Ken Tenckinck, executive director, has gotten to see these progressive transformations over and over in his 22 years serving at Warwick. “Certainly Sunrise has made an impact on [Barat],” he says, “and there are other folk who are serving in the church because they discovered God’s call on their life while they were serving as camp counselors.”
Not every counselor at Warwick goes into church ministry, but many do end up in related work. Jill Fenske, pastor of Franklin Reformed Church in Nutley, New Jersey, has served several times as chaplain for Camp Sunrise. She has seen volunteers and staff go on to work with people with disabilities.
Because of the one-on-one relationships at Camp Sunrise, it’s hard to leave without being changed, whether you’re a camper, a staff member, or a volunteer.
“These campers come on an equal footing, being fully involved in all aspects of camp life,” says Fenske. “It’s a normalizing experience for them.” Her own experience as chaplain at Camp Sunrise led Fenske and her congregation to assemble personal care kits for the campers. Some campers come from group homes or institutional settings and don’t always arrive with basic personal care items, so the congregation began providing welcome kits. Last year they made 130 kits.
Not just summer camp
But it’s not just Christians or church groups who experience transformation at Warwick. The center’s serene setting attracts a wide variety of people. Groups like Alcoholics Anonymous meet there. The relatively new Mulder Chapel hosts worship, weddings, and memorial services and features banquet space downstairs.
Warwick also hosts the Road Scholar and Leisure Study programs. Road Scholar is a worldwide learning opportunity for adults age 55 and older to explore the arts, literature, history, and other disciplines for a week. As many as 50 people attend each course, led by a guest instructor. The Leisure Study sessions allow people of all ages to learn or practice a skill such as painting or drawing. Together the two programs bring more than a thousand persons to Warwick. Many are “repeat customers.”
“We’ve been able to develop good relationships with people,” says program coordinator Arlene Tenckinck. “They feel comfortable and safe here, and it offers opportunities for discussions of a spiritual nature.”

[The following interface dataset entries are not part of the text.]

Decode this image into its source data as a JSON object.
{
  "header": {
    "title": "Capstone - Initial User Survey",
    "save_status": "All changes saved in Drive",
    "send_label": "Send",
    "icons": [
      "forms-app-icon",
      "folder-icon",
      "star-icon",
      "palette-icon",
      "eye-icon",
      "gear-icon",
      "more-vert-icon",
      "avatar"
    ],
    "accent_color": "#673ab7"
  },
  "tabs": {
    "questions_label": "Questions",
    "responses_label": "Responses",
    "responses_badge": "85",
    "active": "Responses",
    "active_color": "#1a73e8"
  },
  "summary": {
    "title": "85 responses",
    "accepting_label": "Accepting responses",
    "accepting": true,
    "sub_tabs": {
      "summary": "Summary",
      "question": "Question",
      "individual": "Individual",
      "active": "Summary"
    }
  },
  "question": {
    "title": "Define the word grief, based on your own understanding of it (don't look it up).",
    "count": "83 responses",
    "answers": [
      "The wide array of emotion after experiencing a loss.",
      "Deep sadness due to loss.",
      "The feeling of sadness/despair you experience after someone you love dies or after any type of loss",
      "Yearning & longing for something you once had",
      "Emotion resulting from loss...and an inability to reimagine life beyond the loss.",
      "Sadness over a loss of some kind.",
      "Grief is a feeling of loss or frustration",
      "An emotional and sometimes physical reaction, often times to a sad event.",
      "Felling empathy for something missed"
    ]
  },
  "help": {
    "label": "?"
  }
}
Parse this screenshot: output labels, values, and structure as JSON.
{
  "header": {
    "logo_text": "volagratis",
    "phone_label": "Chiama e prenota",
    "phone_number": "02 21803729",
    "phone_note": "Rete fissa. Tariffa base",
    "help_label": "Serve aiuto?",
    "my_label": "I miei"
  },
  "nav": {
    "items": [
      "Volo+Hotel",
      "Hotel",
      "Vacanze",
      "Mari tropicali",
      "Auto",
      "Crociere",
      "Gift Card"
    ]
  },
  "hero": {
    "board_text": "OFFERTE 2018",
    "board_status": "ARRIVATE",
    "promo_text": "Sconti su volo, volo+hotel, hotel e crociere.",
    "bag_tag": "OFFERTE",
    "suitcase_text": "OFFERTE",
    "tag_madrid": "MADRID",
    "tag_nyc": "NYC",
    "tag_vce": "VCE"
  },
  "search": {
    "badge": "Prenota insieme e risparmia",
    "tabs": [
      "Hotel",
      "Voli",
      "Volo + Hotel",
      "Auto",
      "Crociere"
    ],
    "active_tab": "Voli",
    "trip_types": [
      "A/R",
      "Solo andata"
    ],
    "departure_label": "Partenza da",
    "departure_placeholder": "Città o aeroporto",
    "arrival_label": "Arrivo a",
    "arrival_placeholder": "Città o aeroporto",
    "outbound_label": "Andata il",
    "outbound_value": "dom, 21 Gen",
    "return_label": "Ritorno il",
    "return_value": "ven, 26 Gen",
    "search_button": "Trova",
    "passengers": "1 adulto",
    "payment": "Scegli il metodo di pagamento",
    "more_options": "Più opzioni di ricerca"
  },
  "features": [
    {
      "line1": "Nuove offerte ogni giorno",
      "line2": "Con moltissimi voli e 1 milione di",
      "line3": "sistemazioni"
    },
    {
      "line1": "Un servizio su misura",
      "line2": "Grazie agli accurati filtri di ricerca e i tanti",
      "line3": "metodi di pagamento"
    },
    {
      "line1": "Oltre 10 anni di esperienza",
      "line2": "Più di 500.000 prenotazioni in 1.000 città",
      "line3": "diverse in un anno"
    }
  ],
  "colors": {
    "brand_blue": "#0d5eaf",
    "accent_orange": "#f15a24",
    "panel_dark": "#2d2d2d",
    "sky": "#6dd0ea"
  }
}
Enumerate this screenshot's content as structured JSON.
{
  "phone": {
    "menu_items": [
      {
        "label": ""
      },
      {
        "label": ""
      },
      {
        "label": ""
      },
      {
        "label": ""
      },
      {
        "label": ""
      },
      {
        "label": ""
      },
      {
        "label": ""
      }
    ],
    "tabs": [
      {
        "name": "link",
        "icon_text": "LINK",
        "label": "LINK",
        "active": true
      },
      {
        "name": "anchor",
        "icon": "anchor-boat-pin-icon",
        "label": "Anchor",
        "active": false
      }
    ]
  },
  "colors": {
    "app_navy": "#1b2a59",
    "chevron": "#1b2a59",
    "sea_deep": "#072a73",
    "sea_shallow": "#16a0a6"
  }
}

The diversity of Warwick’s programs and participants allows for interactions that might otherwise be out of the ordinary. For instance, Road Scholar participants crossed paths with youth campers, including those at Camp Sunrise, when the campers made bookmarks and delivered them to the adult class.
“We have an opportunity to welcome a diversity of guests and groups, and among those who come for some programs are agnostics and atheists,” says Ken. “It’s a wonderful way to let people know they are loved and accepted and to experience Christian hospitality…And although some people may not know that at first, they experience it.”
Though the hospitality is experienced in just a week, Cosnett knows that the truest transformation is usually borne out over many years.
“One of the amazing—and at the same time humbling—parts of working in camping ministry is that you don’t often see the transformation as it’s happening. You have to understand and believe and have faith that the Holy Spirit is going to work in youth when you don’t even know it.
“That’s what’s most fulfilling: knowing that people leave here with more than they came with.”
Find out what’s coming up at the Warwick Center.
[Photo courtesy Will Cosnett]
To manage your print subscription to RCA Today magazine, please email firstname.lastname@example.org. This includes address changes, new subscriptions, subscription cancellations, and changes from print to electronic subscriptions and vice versa. Subscriptions to RCA Today are free.
View the complete issue
Download the RCA Today app for your tablet or smartphone!
Browse the complete magazine in your browser with this interactive edition.